Swift decided to do something about it. Through the affiliated TCI Foundation of Tucson, he funded a program to teach financial topics to people in their 20s and early 30s, but with a catch. It focuses on helping young adults in careers with moderate income prospects such as teachers, medical assistants and employees of non-profit organizations.
These are the types of middle-class workers who would struggle to meet the higher income and net-worth thresholds that many financial-advisory firms require.
“If you don’t have much money and are just starting out, access to real financial advice often isn’t that good,” Swift said.
The program is free to participants. As an added incentive, TCI Foundation makes a $1,000 contribution to a Roth Individual Retirement Account on behalf of those students who complete it and pass a test.
“At the beginning, the contribution was extremely important; it motivated me to sign up and commit to the program,” said Tim Malan, a 30-year-old middle-school teacher, in an email note. “At the end, it mattered very little. The true value of the class comes from the knowledge you gain and the individual financial meetings you get from the foundation.”
Malan took the course with his girlfriend, Kaitlin Callahan, a dietitian. The couple live in Tucson, where the initial classes have been taught.
Despite the focus on the third decade of life, the program accepts students up to 35 years of age.
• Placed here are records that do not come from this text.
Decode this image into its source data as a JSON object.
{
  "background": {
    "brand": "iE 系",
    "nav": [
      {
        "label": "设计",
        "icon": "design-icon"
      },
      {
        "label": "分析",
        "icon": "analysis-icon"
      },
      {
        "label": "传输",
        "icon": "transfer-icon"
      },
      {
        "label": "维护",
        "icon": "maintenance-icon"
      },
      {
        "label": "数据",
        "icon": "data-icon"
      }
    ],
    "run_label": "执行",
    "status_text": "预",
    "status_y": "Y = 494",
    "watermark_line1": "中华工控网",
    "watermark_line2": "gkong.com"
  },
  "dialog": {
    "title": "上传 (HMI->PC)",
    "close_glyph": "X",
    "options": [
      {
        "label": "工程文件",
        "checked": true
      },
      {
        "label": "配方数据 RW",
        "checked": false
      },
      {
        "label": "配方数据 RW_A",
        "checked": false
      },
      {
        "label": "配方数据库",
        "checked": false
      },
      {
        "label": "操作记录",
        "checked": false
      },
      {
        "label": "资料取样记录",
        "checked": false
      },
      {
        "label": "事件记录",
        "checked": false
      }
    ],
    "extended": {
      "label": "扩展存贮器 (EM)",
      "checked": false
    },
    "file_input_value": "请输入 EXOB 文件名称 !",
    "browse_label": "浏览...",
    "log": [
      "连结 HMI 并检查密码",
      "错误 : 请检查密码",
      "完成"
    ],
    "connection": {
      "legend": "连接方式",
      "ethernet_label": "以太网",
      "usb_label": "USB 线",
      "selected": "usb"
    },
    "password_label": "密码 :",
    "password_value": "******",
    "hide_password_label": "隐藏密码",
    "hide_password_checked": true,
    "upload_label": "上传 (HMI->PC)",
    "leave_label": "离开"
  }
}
Most participants have household incomes between $35,000 and $100,000. Students meet for a total of 10 hours, spread over four weeks.
Another benefit, for couples who participate, is that the program encourages a frank discussion about a topic, money, that frequently has been viewed as taboo.
“Financial openness is extremely important for successful relationships, which this program emphasizes,” Malan said.
Students also get to see or “discover” their own financial picture. “After creating a 12-month budget, a net-worth statement, looking at debt ratios and projecting their income in retirement, they can see how all the pieces fit together,” said Laura Walton, the foundation’s executive director.